- Two hours north of New York City, in a village of about 1,200 people, lies Camp Lakota. Driving up the foothill roads of the Catskill Mountains and past the camp's rustic entranceway, some things may look eerily familiar. There are the cabins with the squeaky metal bunks; there's the graffiti on the bathroom door that reads “butt” punctuated by an upside-down cross; there's the mess hall displaying flags from previous campers' sports victories. The difference this time is there are no camp counselors, no jocks vying to kick your ass, and instead of archery or arts and crafts, the only activity on the schedule is a cumulative 27 hours of avant-garde techno.
The inaugural Sustain-Release weekend, organized by Brooklyn promoters Aurora Halal and Zara Wladawsky, brought roughly 500 people into the Appalachian Plateau last weekend for two days of machine music provided by Rrose, Xosar, Joey Anderson and Jus-Ed among others. Though the festival had headliners, its organizers opted to showcase the strengths of Brooklyn's DIY scene rather than focus on big name DJs, with a stage curated by local venue Bossa Nova Civic Club and a six-hour block of late-night programming organized by Bunker New York. Even the venues' lighting installations, designed by Nitemind, were brought from a studio down the street from Bossa Nova, and the food and drink was provided by restaurants from within the borough. The emphasis on community made Sustain-Release less about the particularities of each performance, and more about the holistic experience of the weekend at large.
The event housed two stages: a warehouse-sized venue built into the camp's central hall, and a smaller Bossa Nova stage inside of a tunnel-shaped gymnasium at the edge of the camp site. Attendees drifted between the two along a dirt path lit by a string of lights that travelled through the camp's basketball court, where partiers congregated to play ball (poorly) and hide out from the punishing bass that seemed to be everywhere. The path continued onto two sets of cabins and a field where people set up tents for camping; sprinkled throughout that was the swimming pool (where Saturday's daytime party was supposed to take place before being canceled by rain), a yoga room, some volleyball courts and beyond that, another trail, which led to the beautiful Mastens Lake.
The vision for the weekend was concise and consistent.

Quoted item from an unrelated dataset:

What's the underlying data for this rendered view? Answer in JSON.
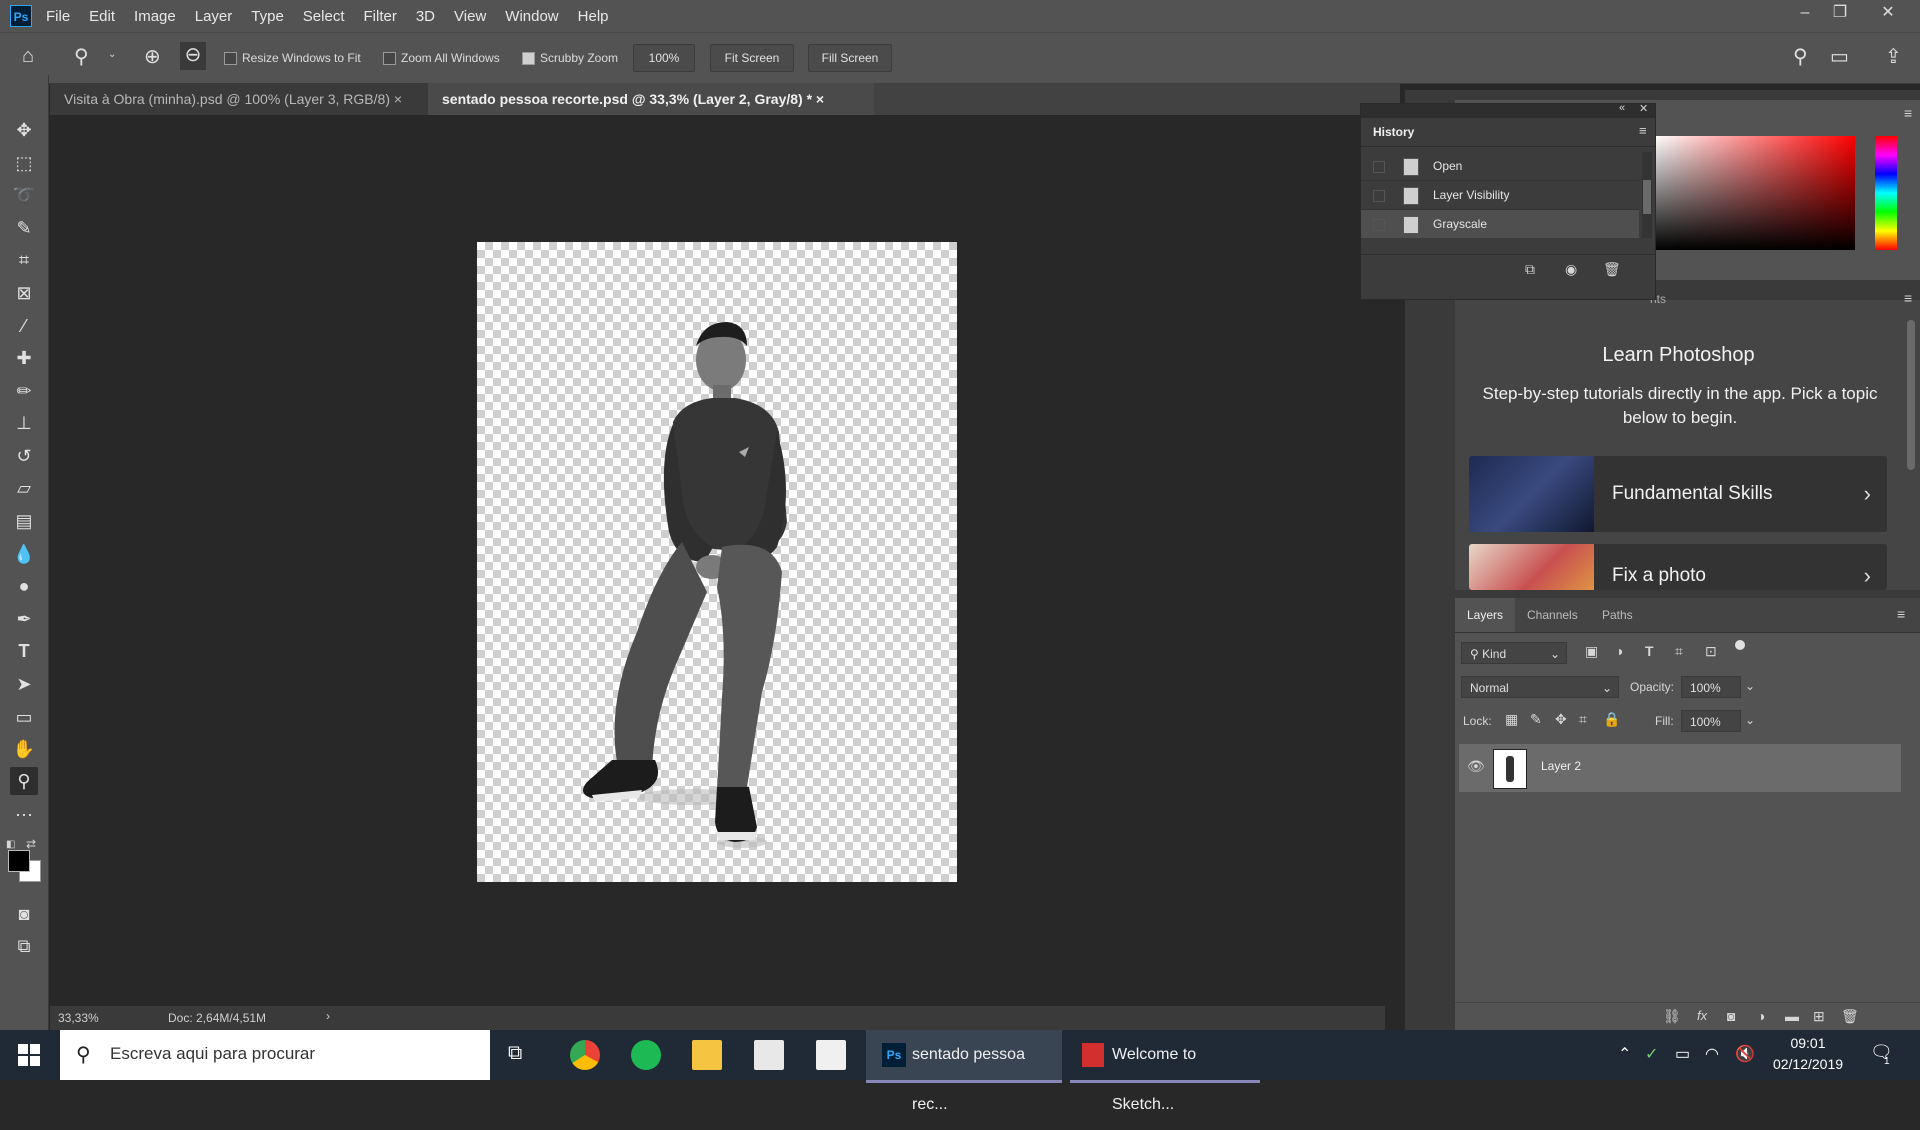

Leading up to the event, its organizers avoided any reference to PLUR (even eschewing the word “festival” in their own copy). They allowed info to spread through Facebook and by word of mouth rather than through advertising. And most importantly, they stuck to their own very particular sound—with performers and DJing converging on similar shades of abstract, aggressive techno. There were chunks of time throughout the weekend when one could go back and forth between the venues looking for a change of pace and still hear the same ultra-minimalist arrangement of kick drums, hi-hats and weighty gusts of reverb. The crowd, thirsty for a touch of disco or a hint of funk, went crazy for acts like Analog Soul, twin sisters who courted the groovier, more swingin' side of house and techno. The sisters drew a minute-long round of applause from the Bossa stage after closing their set with a string of soulful house tracks that fell somewhere between gospel-inflected New York garage and jackin' Chicago house.
The strongest performance of the Bossa Nova stage—if not the whole festival—came from relative newcomers DUST. Equipped with an array of sequencers, synths and drum machines, the trio delivered warped Italo disco, acid house and retro-futuristic techno with just the right amount of grit and sharp songwriting. Frequent collaborator Greem Jellyfish fronted the performance, growling and screaming through a series of pedals while Mike Sherburn and John Barclay smashed synth drums, starting a literal mosh pit at 3:30 AM that eventually transformed back into a cuddle puddle.
Joey Anderson was the highlight of the main stage, with soaring, melodic techno that was so full of feelings it bordered on camp. At one point he played nearly all nine minutes of Henrik Schwarz's remix of "Vuoi Vuoi Me" by Mari Boine, a deep house cut from 2006 that builds on a traditional melody sung by Norway's Lappish indigenous people. Rrose, the event's unofficial headliner, came strapped with hallucinogenic techno that shifted the mood of the main stage from bangin' warehouse party to transcendent spiritual encounter. The soundsystems, provided by Tsunami Bass Experience, were both clear and powerful, though at times they were actually too bass-heavy—not the worst problem to have.
Given the number of organizational snags that could have plagued the festival—and considering that it's an entirely grassroots, crowd-funded event—it's not hard to see Sustain-Release as a raging success. The event attracted an eclectic crowd of overlapping fans and friends (glitzy fashion majors, chin-stroking nerds, new age techno hippies), and hosted one of the most diverse lineups of any electronic music festival in recent memory, with women occupying nearly a third of the bill. Its organizers were literally out there themselves in the rain hauling trash cans, clearing out ash trays, making sure all the partiers were healthy and safe—and its attendees could clearly handle whatever they chose to put in their bodies. It all ended in a morning bonfire on the lake that felt a lot like the last day of summer camp: we had finally forged our friendships, and we were all reluctantly savoring the last few minutes before mom or dad picked us up.
Photo credit: Erez Avissar